**Exercise material:**
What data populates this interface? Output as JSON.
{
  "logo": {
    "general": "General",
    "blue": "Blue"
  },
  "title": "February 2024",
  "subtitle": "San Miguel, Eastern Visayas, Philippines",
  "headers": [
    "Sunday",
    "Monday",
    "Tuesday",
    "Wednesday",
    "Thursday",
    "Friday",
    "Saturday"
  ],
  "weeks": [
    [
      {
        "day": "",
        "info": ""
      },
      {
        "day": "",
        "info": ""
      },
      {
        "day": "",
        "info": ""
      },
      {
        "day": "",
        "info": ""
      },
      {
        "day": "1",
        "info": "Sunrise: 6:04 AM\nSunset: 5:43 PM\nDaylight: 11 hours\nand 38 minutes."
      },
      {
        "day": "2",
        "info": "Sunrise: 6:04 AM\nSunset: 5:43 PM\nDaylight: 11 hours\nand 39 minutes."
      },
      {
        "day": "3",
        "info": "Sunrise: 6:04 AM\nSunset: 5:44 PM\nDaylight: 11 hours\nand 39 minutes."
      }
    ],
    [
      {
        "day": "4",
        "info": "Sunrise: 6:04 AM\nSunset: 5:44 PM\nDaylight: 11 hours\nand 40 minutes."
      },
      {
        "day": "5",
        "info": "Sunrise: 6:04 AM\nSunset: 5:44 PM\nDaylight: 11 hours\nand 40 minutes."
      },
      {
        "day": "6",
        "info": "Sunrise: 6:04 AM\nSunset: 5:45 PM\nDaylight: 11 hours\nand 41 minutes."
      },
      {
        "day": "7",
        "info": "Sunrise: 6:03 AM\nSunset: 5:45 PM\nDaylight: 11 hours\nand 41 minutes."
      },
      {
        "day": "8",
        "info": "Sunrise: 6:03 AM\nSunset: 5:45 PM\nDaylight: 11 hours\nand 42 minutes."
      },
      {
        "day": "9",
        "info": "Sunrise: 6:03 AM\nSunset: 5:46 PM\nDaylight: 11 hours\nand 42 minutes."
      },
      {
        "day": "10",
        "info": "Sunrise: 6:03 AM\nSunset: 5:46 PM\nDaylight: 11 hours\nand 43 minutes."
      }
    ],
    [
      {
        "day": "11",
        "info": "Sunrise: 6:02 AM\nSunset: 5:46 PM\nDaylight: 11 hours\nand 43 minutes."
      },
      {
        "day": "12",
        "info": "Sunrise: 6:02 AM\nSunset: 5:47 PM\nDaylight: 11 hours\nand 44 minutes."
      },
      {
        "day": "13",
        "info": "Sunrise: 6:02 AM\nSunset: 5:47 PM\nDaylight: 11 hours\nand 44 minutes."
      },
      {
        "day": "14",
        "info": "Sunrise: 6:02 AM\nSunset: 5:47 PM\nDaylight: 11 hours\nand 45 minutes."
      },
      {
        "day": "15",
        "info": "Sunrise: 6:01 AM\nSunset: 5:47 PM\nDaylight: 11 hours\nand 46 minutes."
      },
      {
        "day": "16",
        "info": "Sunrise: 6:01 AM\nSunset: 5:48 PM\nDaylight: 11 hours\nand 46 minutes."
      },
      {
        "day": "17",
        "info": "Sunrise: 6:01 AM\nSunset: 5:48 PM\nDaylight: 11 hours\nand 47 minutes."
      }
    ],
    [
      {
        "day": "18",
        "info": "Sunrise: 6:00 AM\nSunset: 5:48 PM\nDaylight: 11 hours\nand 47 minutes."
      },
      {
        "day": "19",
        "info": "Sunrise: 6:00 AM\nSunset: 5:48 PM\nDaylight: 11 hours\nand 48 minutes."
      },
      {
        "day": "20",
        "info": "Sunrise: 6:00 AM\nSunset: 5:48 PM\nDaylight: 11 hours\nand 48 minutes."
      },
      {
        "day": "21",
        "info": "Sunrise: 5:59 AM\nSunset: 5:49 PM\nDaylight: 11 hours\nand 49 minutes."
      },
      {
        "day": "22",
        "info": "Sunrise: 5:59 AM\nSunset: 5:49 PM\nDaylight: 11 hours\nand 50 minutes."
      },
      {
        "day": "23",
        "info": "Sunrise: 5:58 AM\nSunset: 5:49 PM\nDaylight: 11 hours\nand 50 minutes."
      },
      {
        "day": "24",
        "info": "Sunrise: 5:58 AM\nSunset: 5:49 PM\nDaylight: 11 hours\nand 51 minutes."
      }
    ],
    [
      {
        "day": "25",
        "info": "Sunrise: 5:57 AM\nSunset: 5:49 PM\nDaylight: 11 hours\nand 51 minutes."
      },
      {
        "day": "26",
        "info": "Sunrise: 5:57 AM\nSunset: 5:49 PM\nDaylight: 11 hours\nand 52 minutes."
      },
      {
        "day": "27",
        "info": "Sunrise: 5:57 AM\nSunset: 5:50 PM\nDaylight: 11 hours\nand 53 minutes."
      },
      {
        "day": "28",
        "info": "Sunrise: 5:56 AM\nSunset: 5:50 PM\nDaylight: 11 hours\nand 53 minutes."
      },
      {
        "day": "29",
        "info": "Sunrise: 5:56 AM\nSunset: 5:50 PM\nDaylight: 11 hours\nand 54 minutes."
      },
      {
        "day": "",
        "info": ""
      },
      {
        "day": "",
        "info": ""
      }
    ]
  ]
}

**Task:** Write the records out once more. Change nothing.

**Completed exercise:**
What data populates this interface? Output as JSON.
{
  "logo": {
    "general": "General",
    "blue": "Blue"
  },
  "title": "February 2024",
  "subtitle": "San Miguel, Eastern Visayas, Philippines",
  "headers": [
    "Sunday",
    "Monday",
    "Tuesday",
    "Wednesday",
    "Thursday",
    "Friday",
    "Saturday"
  ],
  "weeks": [
    [
      {
        "day": "",
        "info": ""
      },
      {
        "day": "",
        "info": ""
      },
      {
        "day": "",
        "info": ""
      },
      {
        "day": "",
        "info": ""
      },
      {
        "day": "1",
        "info": "Sunrise: 6:04 AM\nSunset: 5:43 PM\nDaylight: 11 hours\nand 38 minutes."
      },
      {
        "day": "2",
        "info": "Sunrise: 6:04 AM\nSunset: 5:43 PM\nDaylight: 11 hours\nand 39 minutes."
      },
      {
        "day": "3",
        "info": "Sunrise: 6:04 AM\nSunset: 5:44 PM\nDaylight: 11 hours\nand 39 minutes."
      }
    ],
    [
      {
        "day": "4",
        "info": "Sunrise: 6:04 AM\nSunset: 5:44 PM\nDaylight: 11 hours\nand 40 minutes."
      },
      {
        "day": "5",
        "info": "Sunrise: 6:04 AM\nSunset: 5:44 PM\nDaylight: 11 hours\nand 40 minutes."
      },
      {
        "day": "6",
        "info": "Sunrise: 6:04 AM\nSunset: 5:45 PM\nDaylight: 11 hours\nand 41 minutes."
      },
      {
        "day": "7",
        "info": "Sunrise: 6:03 AM\nSunset: 5:45 PM\nDaylight: 11 hours\nand 41 minutes."
      },
      {
        "day": "8",
        "info": "Sunrise: 6:03 AM\nSunset: 5:45 PM\nDaylight: 11 hours\nand 42 minutes."
      },
      {
        "day": "9",
        "info": "Sunrise: 6:03 AM\nSunset: 5:46 PM\nDaylight: 11 hours\nand 42 minutes."
      },
      {
        "day": "10",
        "info": "Sunrise: 6:03 AM\nSunset: 5:46 PM\nDaylight: 11 hours\nand 43 minutes."
      }
    ],
    [
      {
        "day": "11",
        "info": "Sunrise: 6:02 AM\nSunset: 5:46 PM\nDaylight: 11 hours\nand 43 minutes."
      },
      {
        "day": "12",
        "info": "Sunrise: 6:02 AM\nSunset: 5:47 PM\nDaylight: 11 hours\nand 44 minutes."
      },
      {
        "day": "13",
        "info": "Sunrise: 6:02 AM\nSunset: 5:47 PM\nDaylight: 11 hours\nand 44 minutes."
      },
      {
        "day": "14",
        "info": "Sunrise: 6:02 AM\nSunset: 5:47 PM\nDaylight: 11 hours\nand 45 minutes."
      },
      {
        "day": "15",
        "info": "Sunrise: 6:01 AM\nSunset: 5:47 PM\nDaylight: 11 hours\nand 46 minutes."
      },
      {
        "day": "16",
        "info": "Sunrise: 6:01 AM\nSunset: 5:48 PM\nDaylight: 11 hours\nand 46 minutes."
      },
      {
        "day": "17",
        "info": "Sunrise: 6:01 AM\nSunset: 5:48 PM\nDaylight: 11 hours\nand 47 minutes."
      }
    ],
    [
      {
        "day": "18",
        "info": "Sunrise: 6:00 AM\nSunset: 5:48 PM\nDaylight: 11 hours\nand 47 minutes."
      },
      {
        "day": "19",
        "info": "Sunrise: 6:00 AM\nSunset: 5:48 PM\nDaylight: 11 hours\nand 48 minutes."
      },
      {
        "day": "20",
        "info": "Sunrise: 6:00 AM\nSunset: 5:48 PM\nDaylight: 11 hours\nand 48 minutes."
      },
      {
        "day": "21",
        "info": "Sunrise: 5:59 AM\nSunset: 5:49 PM\nDaylight: 11 hours\nand 49 minutes."
      },
      {
        "day": "22",
        "info": "Sunrise: 5:59 AM\nSunset: 5:49 PM\nDaylight: 11 hours\nand 50 minutes."
      },
      {
        "day": "23",
        "info": "Sunrise: 5:58 AM\nSunset: 5:49 PM\nDaylight: 11 hours\nand 50 minutes."
      },
      {
        "day": "24",
        "info": "Sunrise: 5:58 AM\nSunset: 5:49 PM\nDaylight: 11 hours\nand 51 minutes."
      }
    ],
    [
      {
        "day": "25",
        "info": "Sunrise: 5:57 AM\nSunset: 5:49 PM\nDaylight: 11 hours\nand 51 minutes."
      },
      {
        "day": "26",
        "info": "Sunrise: 5:57 AM\nSunset: 5:49 PM\nDaylight: 11 hours\nand 52 minutes."
      },
      {
        "day": "27",
        "info": "Sunrise: 5:57 AM\nSunset: 5:50 PM\nDaylight: 11 hours\nand 53 minutes."
      },
      {
        "day": "28",
        "info": "Sunrise: 5:56 AM\nSunset: 5:50 PM\nDaylight: 11 hours\nand 53 minutes."
      },
      {
        "day": "29",
        "info": "Sunrise: 5:56 AM\nSunset: 5:50 PM\nDaylight: 11 hours\nand 54 minutes."
      },
      {
        "day": "",
        "info": ""
      },
      {
        "day": "",
        "info": ""
      }
    ]
  ]
}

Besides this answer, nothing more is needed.